I have two Home Assistant devices (both running Node-RED as an addon) and a third Revolution Pi, running standalone Node-RED. All three instances of Node-RED connect back to my main Home Assistant.

My main machine runs many flows on continuous loops, polling inverter and battery state, and so API and WebSocket traffic between my (same machine) NR addon and the HA is at least every 5 or 10 seconds. I have never had any issue with websocket-node connectivity, probably because the connection never gets the opportunity to go to sleep.

I do have connection issues with my Modbus server. Most connections between computers do time-out and go to sleep, so I have to fire Modbus commands twice - the first wakes the connection back up, and then by the time the second command comes along, the connection is up and working.
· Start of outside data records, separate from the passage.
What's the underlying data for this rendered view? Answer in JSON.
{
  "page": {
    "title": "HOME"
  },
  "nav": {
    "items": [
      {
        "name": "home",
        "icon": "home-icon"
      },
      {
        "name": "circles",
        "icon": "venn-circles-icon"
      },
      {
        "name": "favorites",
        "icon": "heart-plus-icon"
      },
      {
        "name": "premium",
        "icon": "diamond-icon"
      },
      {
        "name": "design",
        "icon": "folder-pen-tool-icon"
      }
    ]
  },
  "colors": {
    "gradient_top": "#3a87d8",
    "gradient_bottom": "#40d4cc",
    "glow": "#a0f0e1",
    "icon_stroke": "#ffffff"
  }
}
My Revolution Pi is currently in soak-test for reliability, and being used for development of new Node-RED flows, so I am not running anything in this Node-RED. I do have the monitoring flow running so that it keeps the connection alive, and I can check on the state of Node-RED.
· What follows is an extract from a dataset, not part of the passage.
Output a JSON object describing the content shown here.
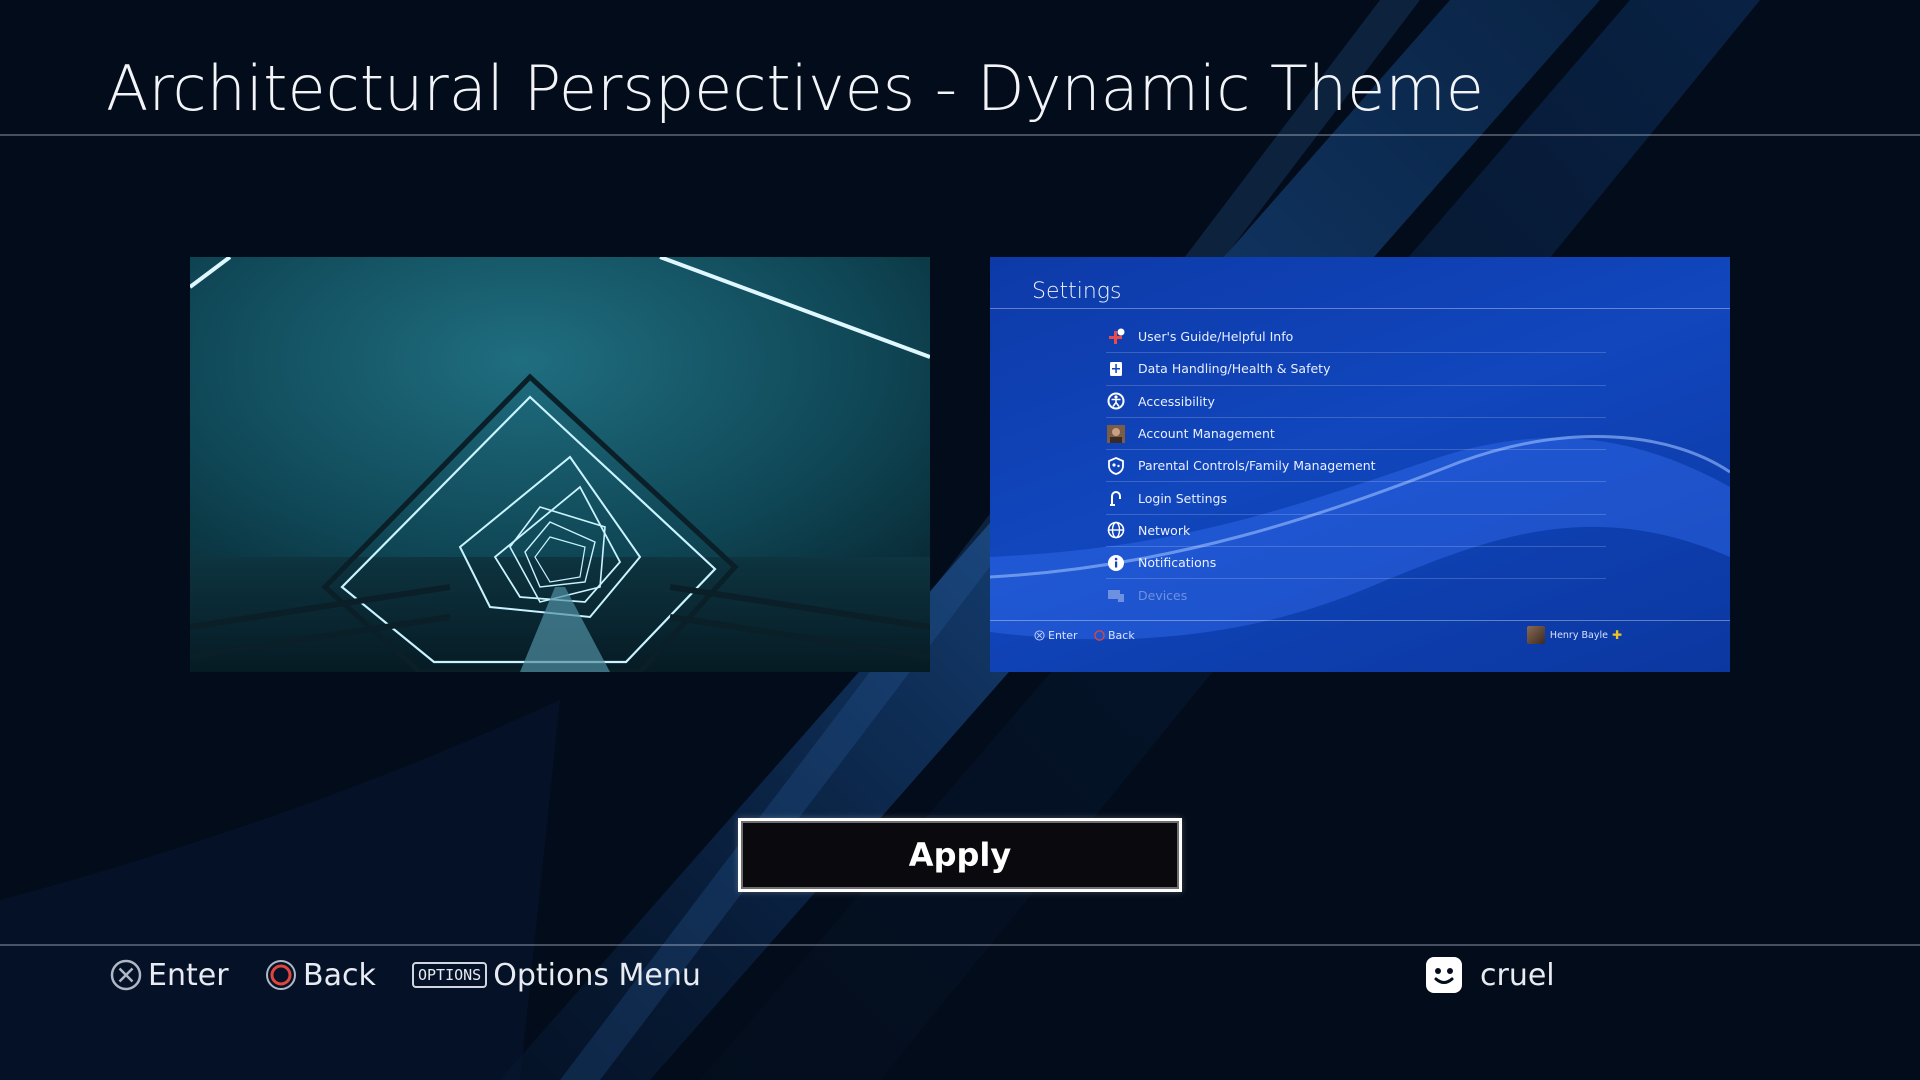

You can see that, last night, my Revolution Pi went AWOL (I never have this problem with any of my HA Odroid machines but the Rev Pi has an issue with the ethernet connection dropping every few days).

The point of the never-ending monitoring flow is

  • I can see that my Node-RED / devices / critical flows are working
  • I can keep the connection alive and responsive by keeping it busy
  • I can easily see at exactly what time something went wrong (history)

It costs nothing to add and run a flow like this. I also now have flows monitoring the machine and Node-RED JS heap memory usage, processor temperature and so on. The right hand table in my picture above is a circular list of the failure events in my Modbus inverter read, which is 9 blocks read every 20 seconds. When a block read fails, that timestamp/block is added to context memory and allows me to look for unusual events.

It also keeps the connection alive and healthy!